The CBP has previously offered at least some guidance on the kind of evidence importers seeking release of detained shipments must be prepared to provide, at least with regard to a Withhold Release Order concerning a silica-based product. In addition to the Certificate of Origin and importer’s statement set forth in 19 CFR § 12.43 that must be “sufficiently detailed and include proof that the goods were not produced… with forced labor,” the CBP has highlighted the following information:
- Affidavit from the provider of the product and identification of its source;
- Purchase Orders, Invoices, and Proofs of Payment;
- List of production steps and production records from the imported merchandise back through the supply chain;
- Transportation documents at all stages of the supply chain; and
- Daily process reports.
This increased burden of proof will no doubt create a burden for some U.S. importers. For example, some estimates have suggested that Xinjiang supplies more than 80% of Chinese cotton. A State Department advisory also describes a range of industries and products where Uyghur forced labor may be present, which includes electronics, solar energy, motor vehicles, agriculture, and coal, uranium, and asbestos.
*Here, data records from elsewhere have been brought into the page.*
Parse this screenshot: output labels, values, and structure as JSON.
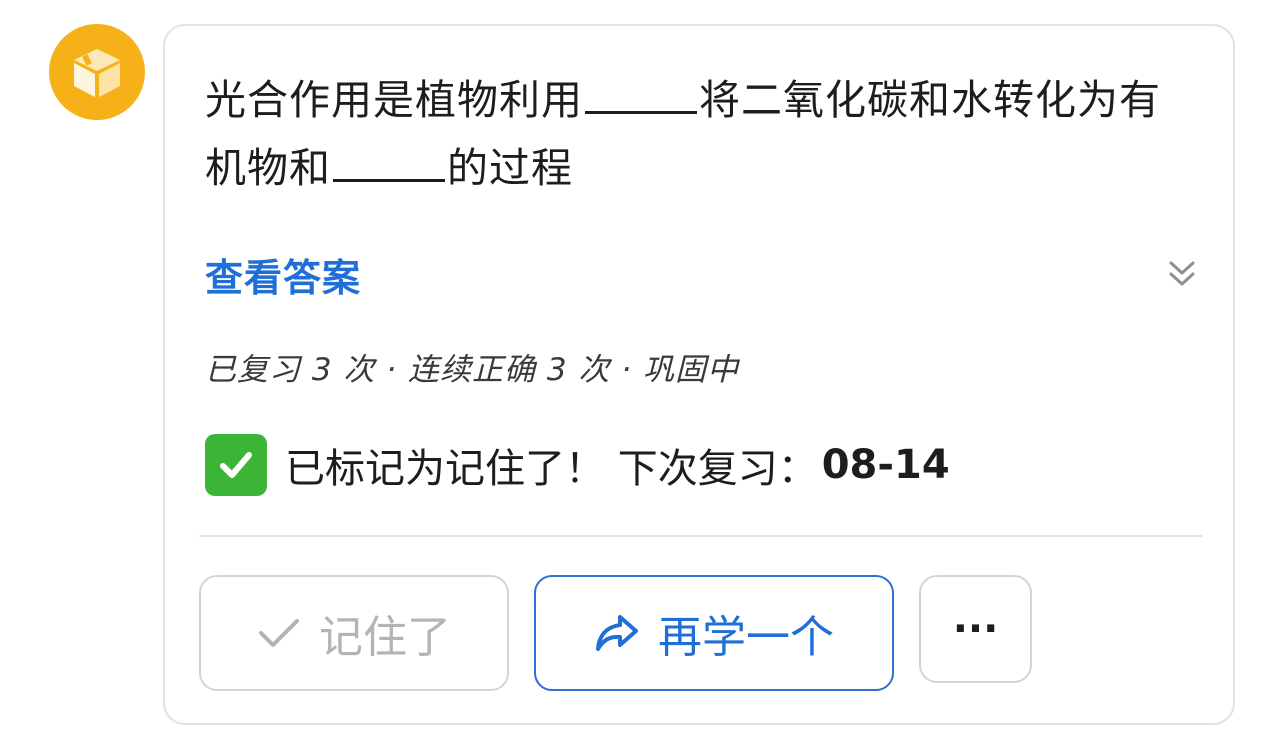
{
  "avatar": {
    "icon": "box-icon",
    "color": "#f7b118"
  },
  "card": {
    "question_part1": "光合作用是植物利用",
    "question_part2": "将二氧化碳和水转化为有机物和",
    "question_part3": "的过程",
    "answer_toggle": {
      "label": "查看答案",
      "icon": "chevron-double-down-icon"
    },
    "stats": "已复习 3 次 · 连续正确 3 次 · 巩固中",
    "status": {
      "icon": "check-mark-button-icon",
      "text": "已标记为记住了！ 下次复习：",
      "next_review_date": "08-14"
    },
    "actions": {
      "remembered": {
        "label": "记住了",
        "icon": "check-icon",
        "disabled": true
      },
      "learn_another": {
        "label": "再学一个",
        "icon": "share-arrow-icon"
      },
      "more": {
        "label": "···",
        "icon": "more-icon"
      }
    }
  },
  "colors": {
    "accent": "#1f6fd6",
    "success": "#3cb435",
    "border": "#e2e2e6"
  }
}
The proposed legislation has collected mix reactions from American organizations. A number of human rights organizations have suggested that this could be an important step in driving companies to carry out proper due diligence on their supply chains.
Others have been less enthusiastic. The U.S. Chamber of Commerce wrote a letter to Congress, noting that while the Chamber of Commerce condemns human rights abuses, it believed that the Act “would prove ineffective and may hinder efforts to prevent human rights abuses.” Likewise, the president of the American Apparel and Footwear Association predicted that the law “would not doubt make headlines, but… would wreak havoc on human rights, economic development, and legitimate supply chains, themselves already battered by COVID-19 all over the world.”
Assuming the bill passes, U.S. companies will need to increase their awareness of what goes on in their Chinese supply chains. Technology may help; some vendors claim to be able to verify the supply chain of cotton products, for example, through genetic testing. But where that is not possible, in-country supplier investigations may be the only solution. How detailed these investigations need to be, the CBP has not made entirely certain, although full supply chain mapping and unannounced audits are likely to be the bare minimum of what is required. Companies wishing to do such investigations should be sure to include the right to do so in their supplier contracts – and should make sure to flow down the obligation to sub-suppliers as well. In the meantime, however, companies with supply chains in China await further guidance from the CBP.